**Instructions for the task:**
Repeat every line below exactly as it reads.

*** Opening Records ***

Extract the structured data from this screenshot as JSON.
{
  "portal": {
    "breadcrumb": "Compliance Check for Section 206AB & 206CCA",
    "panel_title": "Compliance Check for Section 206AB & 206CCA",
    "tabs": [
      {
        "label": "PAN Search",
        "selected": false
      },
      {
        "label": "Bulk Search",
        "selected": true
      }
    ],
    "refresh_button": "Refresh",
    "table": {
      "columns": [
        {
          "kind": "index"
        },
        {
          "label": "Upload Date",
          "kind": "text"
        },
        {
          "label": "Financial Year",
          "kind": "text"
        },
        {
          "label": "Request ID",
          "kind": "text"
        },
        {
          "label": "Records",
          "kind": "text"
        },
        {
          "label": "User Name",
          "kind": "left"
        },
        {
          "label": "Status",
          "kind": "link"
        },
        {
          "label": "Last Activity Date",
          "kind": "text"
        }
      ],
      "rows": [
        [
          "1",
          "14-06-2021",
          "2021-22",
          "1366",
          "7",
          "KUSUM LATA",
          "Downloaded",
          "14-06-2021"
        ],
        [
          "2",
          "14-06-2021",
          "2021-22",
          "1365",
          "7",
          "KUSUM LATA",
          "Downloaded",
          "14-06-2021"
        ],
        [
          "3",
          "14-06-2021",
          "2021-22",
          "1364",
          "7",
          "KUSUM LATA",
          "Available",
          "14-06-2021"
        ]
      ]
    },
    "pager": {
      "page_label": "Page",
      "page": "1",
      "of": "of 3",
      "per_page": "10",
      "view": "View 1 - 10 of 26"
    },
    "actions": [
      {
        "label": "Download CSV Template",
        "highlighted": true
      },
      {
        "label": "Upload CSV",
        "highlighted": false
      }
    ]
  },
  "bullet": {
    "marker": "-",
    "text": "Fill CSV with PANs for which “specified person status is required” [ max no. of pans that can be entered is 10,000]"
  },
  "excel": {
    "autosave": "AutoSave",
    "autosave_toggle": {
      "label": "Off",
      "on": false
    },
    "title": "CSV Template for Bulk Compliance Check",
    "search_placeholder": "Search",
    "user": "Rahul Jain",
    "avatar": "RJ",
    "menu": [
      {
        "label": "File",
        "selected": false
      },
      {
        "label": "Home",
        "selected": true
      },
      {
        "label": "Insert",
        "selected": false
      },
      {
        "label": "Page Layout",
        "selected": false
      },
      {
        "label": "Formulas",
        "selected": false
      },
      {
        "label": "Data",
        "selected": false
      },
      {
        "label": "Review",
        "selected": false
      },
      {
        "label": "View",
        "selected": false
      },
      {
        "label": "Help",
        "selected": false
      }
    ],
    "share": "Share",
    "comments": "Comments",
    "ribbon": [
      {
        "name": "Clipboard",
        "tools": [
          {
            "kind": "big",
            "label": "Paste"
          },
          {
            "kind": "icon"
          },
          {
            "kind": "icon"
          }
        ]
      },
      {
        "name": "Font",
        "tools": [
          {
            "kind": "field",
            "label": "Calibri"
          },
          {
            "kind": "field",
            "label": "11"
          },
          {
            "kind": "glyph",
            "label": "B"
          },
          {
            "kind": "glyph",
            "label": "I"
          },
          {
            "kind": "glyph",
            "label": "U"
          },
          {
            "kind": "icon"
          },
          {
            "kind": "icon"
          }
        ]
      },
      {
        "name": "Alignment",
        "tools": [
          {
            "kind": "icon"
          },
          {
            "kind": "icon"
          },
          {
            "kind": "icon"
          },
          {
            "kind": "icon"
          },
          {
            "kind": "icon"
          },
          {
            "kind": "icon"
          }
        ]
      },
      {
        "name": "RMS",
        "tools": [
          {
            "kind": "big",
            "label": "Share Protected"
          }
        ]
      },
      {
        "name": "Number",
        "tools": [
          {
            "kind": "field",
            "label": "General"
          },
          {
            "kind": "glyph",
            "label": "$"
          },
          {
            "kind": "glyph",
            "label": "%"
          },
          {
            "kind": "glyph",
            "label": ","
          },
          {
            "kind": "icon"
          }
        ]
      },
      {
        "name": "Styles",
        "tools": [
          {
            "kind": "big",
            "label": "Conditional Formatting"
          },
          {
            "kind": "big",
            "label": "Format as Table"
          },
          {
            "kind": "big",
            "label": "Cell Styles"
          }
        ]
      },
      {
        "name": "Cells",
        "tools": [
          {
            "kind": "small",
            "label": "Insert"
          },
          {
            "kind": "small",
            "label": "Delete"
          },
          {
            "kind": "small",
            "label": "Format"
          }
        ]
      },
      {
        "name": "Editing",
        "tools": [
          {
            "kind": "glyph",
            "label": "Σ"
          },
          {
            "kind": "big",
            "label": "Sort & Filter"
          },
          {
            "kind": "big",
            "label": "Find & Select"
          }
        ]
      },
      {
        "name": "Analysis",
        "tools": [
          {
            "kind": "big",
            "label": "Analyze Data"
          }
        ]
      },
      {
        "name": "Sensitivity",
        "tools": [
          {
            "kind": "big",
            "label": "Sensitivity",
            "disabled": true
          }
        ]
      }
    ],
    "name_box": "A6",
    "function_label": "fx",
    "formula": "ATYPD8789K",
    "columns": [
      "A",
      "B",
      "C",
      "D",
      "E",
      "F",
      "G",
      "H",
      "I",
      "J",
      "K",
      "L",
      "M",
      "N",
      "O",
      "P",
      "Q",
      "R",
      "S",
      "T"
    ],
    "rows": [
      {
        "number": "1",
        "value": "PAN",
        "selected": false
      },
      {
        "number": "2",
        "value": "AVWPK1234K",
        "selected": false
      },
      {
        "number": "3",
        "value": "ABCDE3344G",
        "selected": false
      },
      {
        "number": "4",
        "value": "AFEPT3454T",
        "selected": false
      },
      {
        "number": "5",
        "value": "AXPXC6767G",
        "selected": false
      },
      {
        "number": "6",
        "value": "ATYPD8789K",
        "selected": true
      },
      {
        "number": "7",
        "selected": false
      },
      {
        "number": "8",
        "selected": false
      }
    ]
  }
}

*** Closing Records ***

**Output for this task:**
Extract the structured data from this screenshot as JSON.
{
  "portal": {
    "breadcrumb": "Compliance Check for Section 206AB & 206CCA",
    "panel_title": "Compliance Check for Section 206AB & 206CCA",
    "tabs": [
      {
        "label": "PAN Search",
        "selected": false
      },
      {
        "label": "Bulk Search",
        "selected": true
      }
    ],
    "refresh_button": "Refresh",
    "table": {
      "columns": [
        {
          "kind": "index"
        },
        {
          "label": "Upload Date",
          "kind": "text"
        },
        {
          "label": "Financial Year",
          "kind": "text"
        },
        {
          "label": "Request ID",
          "kind": "text"
        },
        {
          "label": "Records",
          "kind": "text"
        },
        {
          "label": "User Name",
          "kind": "left"
        },
        {
          "label": "Status",
          "kind": "link"
        },
        {
          "label": "Last Activity Date",
          "kind": "text"
        }
      ],
      "rows": [
        [
          "1",
          "14-06-2021",
          "2021-22",
          "1366",
          "7",
          "KUSUM LATA",
          "Downloaded",
          "14-06-2021"
        ],
        [
          "2",
          "14-06-2021",
          "2021-22",
          "1365",
          "7",
          "KUSUM LATA",
          "Downloaded",
          "14-06-2021"
        ],
        [
          "3",
          "14-06-2021",
          "2021-22",
          "1364",
          "7",
          "KUSUM LATA",
          "Available",
          "14-06-2021"
        ]
      ]
    },
    "pager": {
      "page_label": "Page",
      "page": "1",
      "of": "of 3",
      "per_page": "10",
      "view": "View 1 - 10 of 26"
    },
    "actions": [
      {
        "label": "Download CSV Template",
        "highlighted": true
      },
      {
        "label": "Upload CSV",
        "highlighted": false
      }
    ]
  },
  "bullet": {
    "marker": "-",
    "text": "Fill CSV with PANs for which “specified person status is required” [ max no. of pans that can be entered is 10,000]"
  },
  "excel": {
    "autosave": "AutoSave",
    "autosave_toggle": {
      "label": "Off",
      "on": false
    },
    "title": "CSV Template for Bulk Compliance Check",
    "search_placeholder": "Search",
    "user": "Rahul Jain",
    "avatar": "RJ",
    "menu": [
      {
        "label": "File",
        "selected": false
      },
      {
        "label": "Home",
        "selected": true
      },
      {
        "label": "Insert",
        "selected": false
      },
      {
        "label": "Page Layout",
        "selected": false
      },
      {
        "label": "Formulas",
        "selected": false
      },
      {
        "label": "Data",
        "selected": false
      },
      {
        "label": "Review",
        "selected": false
      },
      {
        "label": "View",
        "selected": false
      },
      {
        "label": "Help",
        "selected": false
      }
    ],
    "share": "Share",
    "comments": "Comments",
    "ribbon": [
      {
        "name": "Clipboard",
        "tools": [
          {
            "kind": "big",
            "label": "Paste"
          },
          {
            "kind": "icon"
          },
          {
            "kind": "icon"
          }
        ]
      },
      {
        "name": "Font",
        "tools": [
          {
            "kind": "field",
            "label": "Calibri"
          },
          {
            "kind": "field",
            "label": "11"
          },
          {
            "kind": "glyph",
            "label": "B"
          },
          {
            "kind": "glyph",
            "label": "I"
          },
          {
            "kind": "glyph",
            "label": "U"
          },
          {
            "kind": "icon"
          },
          {
            "kind": "icon"
          }
        ]
      },
      {
        "name": "Alignment",
        "tools": [
          {
            "kind": "icon"
          },
          {
            "kind": "icon"
          },
          {
            "kind": "icon"
          },
          {
            "kind": "icon"
          },
          {
            "kind": "icon"
          },
          {
            "kind": "icon"
          }
        ]
      },
      {
        "name": "RMS",
        "tools": [
          {
            "kind": "big",
            "label": "Share Protected"
          }
        ]
      },
      {
        "name": "Number",
        "tools": [
          {
            "kind": "field",
            "label": "General"
          },
          {
            "kind": "glyph",
            "label": "$"
          },
          {
            "kind": "glyph",
            "label": "%"
          },
          {
            "kind": "glyph",
            "label": ","
          },
          {
            "kind": "icon"
          }
        ]
      },
      {
        "name": "Styles",
        "tools": [
          {
            "kind": "big",
            "label": "Conditional Formatting"
          },
          {
            "kind": "big",
            "label": "Format as Table"
          },
          {
            "kind": "big",
            "label": "Cell Styles"
          }
        ]
      },
      {
        "name": "Cells",
        "tools": [
          {
            "kind": "small",
            "label": "Insert"
          },
          {
            "kind": "small",
            "label": "Delete"
          },
          {
            "kind": "small",
            "label": "Format"
          }
        ]
      },
      {
        "name": "Editing",
        "tools": [
          {
            "kind": "glyph",
            "label": "Σ"
          },
          {
            "kind": "big",
            "label": "Sort & Filter"
          },
          {
            "kind": "big",
            "label": "Find & Select"
          }
        ]
      },
      {
        "name": "Analysis",
        "tools": [
          {
            "kind": "big",
            "label": "Analyze Data"
          }
        ]
      },
      {
        "name": "Sensitivity",
        "tools": [
          {
            "kind": "big",
            "label": "Sensitivity",
            "disabled": true
          }
        ]
      }
    ],
    "name_box": "A6",
    "function_label": "fx",
    "formula": "ATYPD8789K",
    "columns": [
      "A",
      "B",
      "C",
      "D",
      "E",
      "F",
      "G",
      "H",
      "I",
      "J",
      "K",
      "L",
      "M",
      "N",
      "O",
      "P",
      "Q",
      "R",
      "S",
      "T"
    ],
    "rows": [
      {
        "number": "1",
        "value": "PAN",
        "selected": false
      },
      {
        "number": "2",
        "value": "AVWPK1234K",
        "selected": false
      },
      {
        "number": "3",
        "value": "ABCDE3344G",
        "selected": false
      },
      {
        "number": "4",
        "value": "AFEPT3454T",
        "selected": false
      },
      {
        "number": "5",
        "value": "AXPXC6767G",
        "selected": false
      },
      {
        "number": "6",
        "value": "ATYPD8789K",
        "selected": true
      },
      {
        "number": "7",
        "selected": false
      },
      {
        "number": "8",
        "selected": false
      }
    ]
  }
}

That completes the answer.